‘Alpha cavewomen’ roamed the plains while slothful menfolk stayed at home, according to a study.
It’s finally been confirmed what every woman from Raquel Welch to Wilma Flintstone has always suspected. The female of the species was very much the boss even back in prehistoric times.
A study has found evidence of ‘alpha cavewomen’ roaming the plains and calling the shots while the menfolk slobbed at home.
The discovery could put paid to the belief that cavemen were the aggressive, violent go-getters in the relationship between the sexes.
It also raises the intriguing possibility that Fred Flintstone, the eternally henpecked half of the cartoon partnership with Wilma, might actually have mirrored life on Earth all those centuries ago.

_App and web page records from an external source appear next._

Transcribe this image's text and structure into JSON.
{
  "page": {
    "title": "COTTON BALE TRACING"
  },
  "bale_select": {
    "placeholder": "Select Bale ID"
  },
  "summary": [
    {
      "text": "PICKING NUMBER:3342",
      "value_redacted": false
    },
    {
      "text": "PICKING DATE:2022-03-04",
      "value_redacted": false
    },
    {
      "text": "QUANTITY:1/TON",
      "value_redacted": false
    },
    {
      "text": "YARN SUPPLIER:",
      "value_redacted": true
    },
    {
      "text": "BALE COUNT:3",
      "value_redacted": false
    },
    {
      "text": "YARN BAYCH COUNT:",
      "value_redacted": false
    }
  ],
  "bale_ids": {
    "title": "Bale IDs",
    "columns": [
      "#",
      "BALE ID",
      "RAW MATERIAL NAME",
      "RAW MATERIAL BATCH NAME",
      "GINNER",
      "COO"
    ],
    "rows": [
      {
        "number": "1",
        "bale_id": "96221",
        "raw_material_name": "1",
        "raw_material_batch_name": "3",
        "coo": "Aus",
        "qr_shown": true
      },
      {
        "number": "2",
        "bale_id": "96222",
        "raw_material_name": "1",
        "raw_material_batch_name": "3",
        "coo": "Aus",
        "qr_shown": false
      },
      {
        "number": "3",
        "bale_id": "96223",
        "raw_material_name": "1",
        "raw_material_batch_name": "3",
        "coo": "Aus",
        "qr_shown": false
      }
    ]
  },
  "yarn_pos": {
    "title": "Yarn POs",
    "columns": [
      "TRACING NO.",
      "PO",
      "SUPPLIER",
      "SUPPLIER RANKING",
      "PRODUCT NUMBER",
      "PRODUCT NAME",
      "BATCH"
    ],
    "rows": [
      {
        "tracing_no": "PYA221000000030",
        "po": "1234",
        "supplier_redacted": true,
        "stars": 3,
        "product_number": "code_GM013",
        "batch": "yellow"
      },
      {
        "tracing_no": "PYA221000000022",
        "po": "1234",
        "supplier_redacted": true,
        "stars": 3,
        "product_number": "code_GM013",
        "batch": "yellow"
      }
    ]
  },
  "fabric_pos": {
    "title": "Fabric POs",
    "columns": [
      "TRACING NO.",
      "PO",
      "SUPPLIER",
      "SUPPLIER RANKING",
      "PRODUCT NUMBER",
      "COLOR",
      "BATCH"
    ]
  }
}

And that Raquel Welch, the doeskin-bikini-clad heroine of One Million Years BC, could have got her movie portrayal spot on.
Alpha cavewoman appears to have travelled far wider than her male counterpart, the research showed. She might even have been the one who went out clubbing, so to speak – reversing the popular conception that it was the bloke who bashed the girl on the head and dragged her home by the hair.

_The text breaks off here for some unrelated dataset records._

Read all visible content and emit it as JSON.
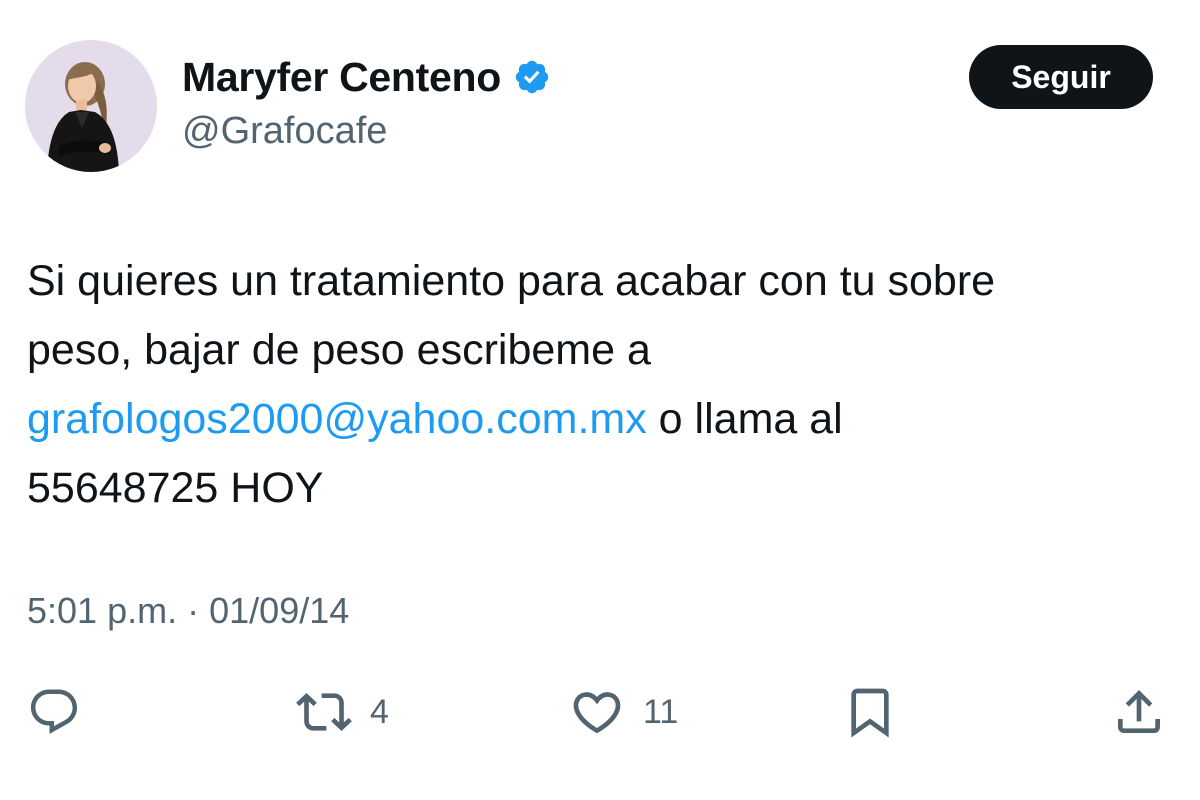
{
  "user": {
    "display_name": "Maryfer Centeno",
    "handle": "@Grafocafe",
    "verified": true,
    "avatar": "profile-photo"
  },
  "follow_button": {
    "label": "Seguir"
  },
  "tweet": {
    "line1": "Si quieres un tratamiento para acabar con tu sobre",
    "line2": "peso, bajar de peso escribeme a",
    "email": "grafologos2000@yahoo.com.mx",
    "line3_rest": " o llama al",
    "line4": "55648725 HOY"
  },
  "meta": {
    "time": "5:01 p.m.",
    "separator": "·",
    "date": "01/09/14"
  },
  "actions": {
    "reply": {
      "icon": "reply-icon"
    },
    "retweet": {
      "icon": "retweet-icon",
      "count": "4"
    },
    "like": {
      "icon": "heart-icon",
      "count": "11"
    },
    "bookmark": {
      "icon": "bookmark-icon"
    },
    "share": {
      "icon": "share-icon"
    }
  },
  "colors": {
    "link": "#1d9bf0",
    "text": "#0f1419",
    "secondary": "#536471",
    "verified_badge": "#1d9bf0",
    "button_bg": "#0f1419"
  }
}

But something seems to have happened to the evolution of the species after those times between 1.7million and 2.4million years ago.
A couple more millennia would have to pass before female independence re-emerged with the bra-burning liberation of the Swinging Sixties.
The findings, detailed in the journal Nature, were made by Oxford University researchers and an international team of scientists.
Using lasers and advanced technology, they analysed enamel from fossilised teeth found in cave systems a mile apart in South Africa.
‘Finding new ways to make old bones speak’ was how one of the team described it.
Oxford professor Julia Lee-Thorp said the difference between males and females was ‘completely unexpected’.
Her team measured the strontium isotope ratios in canine and third molar teeth — which are formed by about the age of eight — in 11 Paranthropus robustus individuals from the Swartkrans cave, as well as in teeth from eight Australopithecus africanus individuals from the nearby Sterkfontein cave, about 50 kilometres north-west of Johannesburg.
The researchers also measured the strontium in 170 plants and animals currently living near the caves to get a sense of the different strontium signatures of the region, including the thin Malmani dolomite formation that includes both caves.
Analysis of their teeth showed whether or not individuals were local or had arrived from another area.
More than half the female teeth were from outside the region, compared to about 10 per cent of the male teeth, the international team of researchers found.
The experts concluded that most males lived and died in their birthplaces, while females were more likely to find new homes.
‘One of our goals was to try to find something out about early hominid landscape use,’ said lead researcher Professor Sandi Copeland, from the University of Colorado at Boulder, U.S..
‘Here we have the first direct glimpse of the geographic movements of early hominids, and it appears the females preferentially moved away from their residential groups.’
The two populations were from different early human species. One, Australopithecus africanus, may have been a direct ancestor of modern humans. The other, Paranthropus robustus, belonged to a ‘dead end’ branch of the human evolutionary tree.
The shape of ancient human families has been the subject of much speculation, based mainly on differences in the relative size of male and female fossils, and the behavioural patterns of our primate relatives.
Female chimpanzees, for instance, typically leave their social group once they hit maturity. Among gorilla groups, which are dominated by one large male ‘silverback’, both males and females tend to strike out.
Modern humans, who are influenced by relatively recent cultural practices such as marriage and property ownership, are difficult to compare to our early ancestors, Professor Copeland added.
Via Daily Mail